One hundred twenty-six mother-infant couples were studied and 105 exposed babies were monitored for at least 12 months to define the risk of mother-to-infant HCV transmission. Infection occurred in 5 out of 76 infants (6.6%) born to 69 viraemic mothers and in none of 29 born to 26 non-viraemic mothers. Only one child was HCV RNA positive one month after birth, while the remaining children became positive at the 3rd to 4th month. HCV genotypes of the babies matched those of their mothers. No difference was found between women who transmitted the virus and those who did not with regard to age, history of drug abuse, HIV infection, ALT abnormal values, HCV genotype, type of delivery, and breast-feeding.
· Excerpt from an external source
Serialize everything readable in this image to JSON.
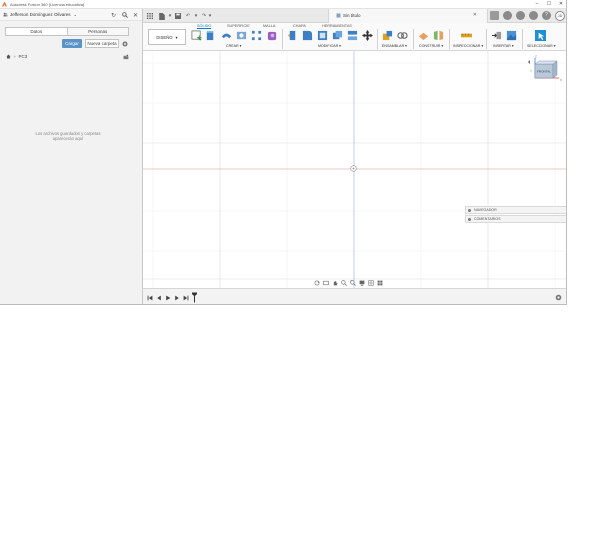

Four out of 5 infected infants were born to mothers with IgM anti-HCV (P = 0.04). The mean viral titre in transmitting women (10(7.2)) was higher than in non-transmitting (10(6.5)), and the proportion of mothers with viral load > or = 10(7) was statistically higher in transmitting than non-transmitting women (P = 0.03). These data show that HCV perinatal infection is a rare event and suggest that IgM positivity and high viral load (> or = 10(7)) in the mother are independent variables correlated with HCV transmission (O.R. = 14.5; 95% CI: 1.3-160.7 and O.R. = 16.3; 95% CI: 1.5-179.9, respectively).
Copyright 2002 Wiley-Liss, Inc.